By: Brandon C. Walecka, Esq.
Walecka Law, P.C.
When an individual dies owning property solely in his or her name, then a formal procedure (known as “Probate”) is usually needed to determine to whom the property should pass. If there is a valid Will, the property will pass according to its terms. If there is no Will, the property will pass to the individual’s heirs at law. The intestacy laws of Massachusetts will determine who the individual’s heirs are and what they receive. It may not be whom you would expect. The Probate process is lengthy, costly, public, and fraught with complexities.
Even the most detail-oriented Personal Representative (formerly known as Executor/trix) can miss an asset in their search to find any property owned by the deceased. In fact, the situation happens more often than you might think. An asset may be listed in the name of the deceased, but no one is aware it exists. Perhaps the deceased had a retirement asset from a former employer or a sliver of land is discovered to have been owned by the deceased.
The first step is to determine if the estate has been closed. You may need to contact the court where the probate was handled, which is usually in the county where the deceased person lived. If the estate was not closed, you can proceed as normal. However, if the estate was closed, your next steps may be a bit more complicated. You can review the final distribution from the court. In some cases, it may include a provision which allows for distribution of the new asset without a court order.
Depending on how long it has been since the estate was closed, the bank account for the estate may still be open. If it is open and the asset is in the form of money, it can be deposited into the account. If the account is closed, you can find out if the bank will reopen it without an order from the court.
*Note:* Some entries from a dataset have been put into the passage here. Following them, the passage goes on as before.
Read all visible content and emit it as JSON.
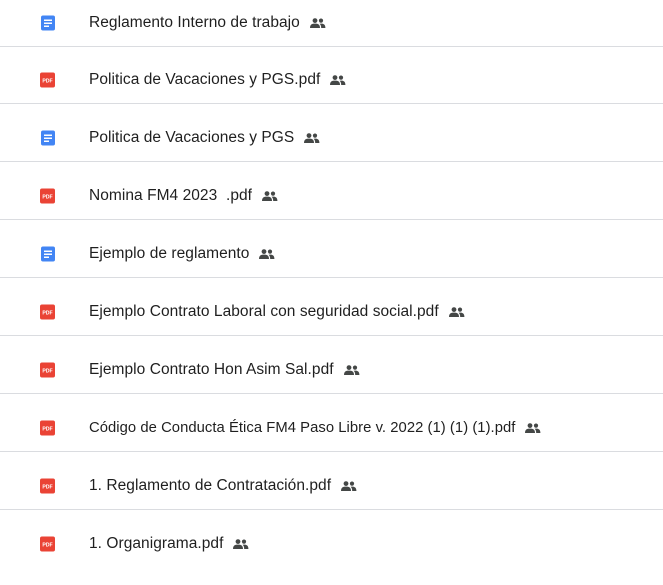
{
  "files": [
    {
      "type": "doc",
      "icon": "google-docs-icon",
      "name": "Reglamento Interno de trabajo",
      "shared": true
    },
    {
      "type": "pdf",
      "icon": "pdf-icon",
      "icon_label": "PDF",
      "name": "Politica de Vacaciones y PGS.pdf",
      "shared": true
    },
    {
      "type": "doc",
      "icon": "google-docs-icon",
      "name": "Politica de Vacaciones y PGS",
      "shared": true
    },
    {
      "type": "pdf",
      "icon": "pdf-icon",
      "icon_label": "PDF",
      "name": "Nomina FM4 2023  .pdf",
      "shared": true
    },
    {
      "type": "doc",
      "icon": "google-docs-icon",
      "name": "Ejemplo de reglamento",
      "shared": true
    },
    {
      "type": "pdf",
      "icon": "pdf-icon",
      "icon_label": "PDF",
      "name": "Ejemplo Contrato Laboral con seguridad social.pdf",
      "shared": true
    },
    {
      "type": "pdf",
      "icon": "pdf-icon",
      "icon_label": "PDF",
      "name": "Ejemplo Contrato Hon Asim Sal.pdf",
      "shared": true
    },
    {
      "type": "pdf",
      "icon": "pdf-icon",
      "icon_label": "PDF",
      "name": "Código de Conducta Ética FM4 Paso Libre v. 2022 (1) (1) (1).pdf",
      "shared": true
    },
    {
      "type": "pdf",
      "icon": "pdf-icon",
      "icon_label": "PDF",
      "name": "1. Reglamento de Contratación.pdf",
      "shared": true
    },
    {
      "type": "pdf",
      "icon": "pdf-icon",
      "icon_label": "PDF",
      "name": "1. Organigrama.pdf",
      "shared": true
    }
  ],
  "colors": {
    "doc_blue": "#4285f4",
    "pdf_red": "#ea4335",
    "text": "#1f1f1f",
    "shared_icon": "#444746",
    "divider": "#dadce0"
  }
}
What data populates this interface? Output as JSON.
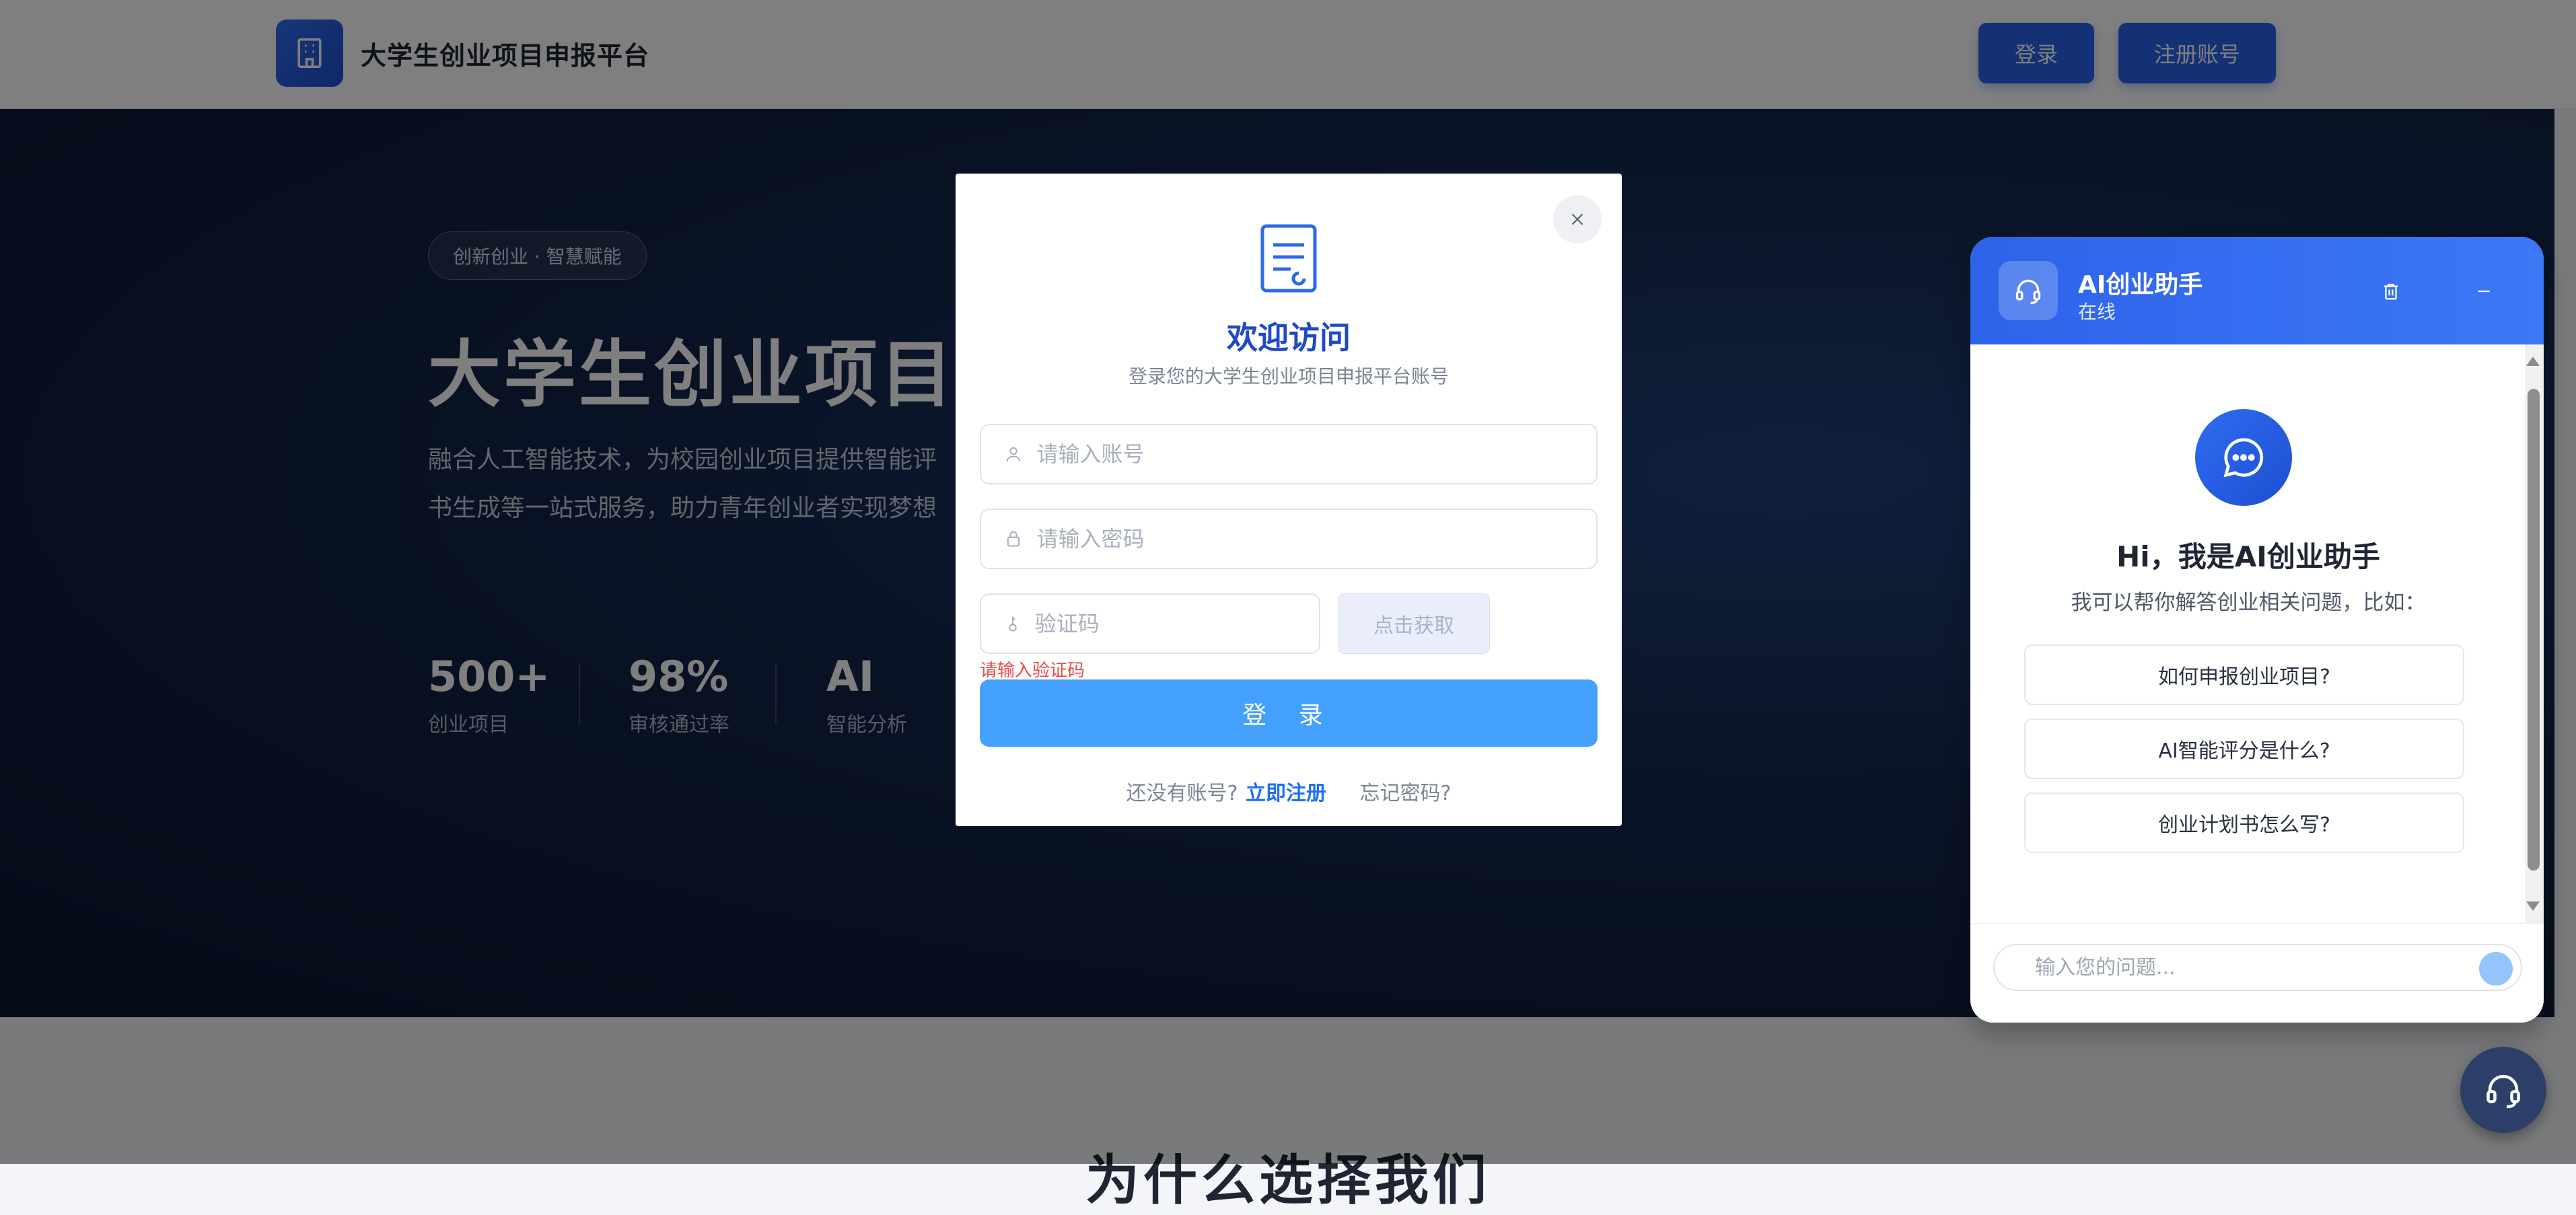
{
  "header": {
    "brand_name": "大学生创业项目申报平台",
    "login_label": "登录",
    "register_label": "注册账号"
  },
  "hero": {
    "pill": "创新创业 · 智慧赋能",
    "title": "大学生创业项目申报平台",
    "desc_line1": "融合人工智能技术，为校园创业项目提供智能评",
    "desc_line2": "书生成等一站式服务，助力青年创业者实现梦想",
    "stats": [
      {
        "value": "500+",
        "label": "创业项目"
      },
      {
        "value": "98%",
        "label": "审核通过率"
      },
      {
        "value": "AI",
        "label": "智能分析"
      }
    ]
  },
  "section": {
    "heading": "为什么选择我们"
  },
  "login_modal": {
    "icon": "document-icon",
    "title": "欢迎访问",
    "subtitle": "登录您的大学生创业项目申报平台账号",
    "account_placeholder": "请输入账号",
    "password_placeholder": "请输入密码",
    "code_placeholder": "验证码",
    "get_code_label": "点击获取",
    "code_error": "请输入验证码",
    "submit_label": "登 录",
    "no_account_text": "还没有账号?",
    "register_link": "立即注册",
    "forgot_link": "忘记密码?"
  },
  "assistant": {
    "title": "AI创业助手",
    "status": "在线",
    "greeting": "Hi，我是AI创业助手",
    "hint": "我可以帮你解答创业相关问题，比如：",
    "suggestions": [
      "如何申报创业项目?",
      "AI智能评分是什么?",
      "创业计划书怎么写?"
    ],
    "input_placeholder": "输入您的问题..."
  },
  "colors": {
    "primary": "#2b63ea",
    "login_button": "#43a0fd",
    "error": "#ee4b4b",
    "link": "#1f6ff0"
  }
}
If the estate is already closed, MA law allows a person to file forms with the probate court to have the estate reopened. If a loved one has passed and you discover a new asset, seek advice from a qualified probate attorney who can help.
The information contained in this article is not intended to make you an expert on estate planning nor is this article intended to replace the need for the advice of a professional. Rather, this article is simply intended to provide a basic understanding of why estate planning is important for everybody and a basic understanding of some of the more common estate planning tools. This article does not constitute legal advice.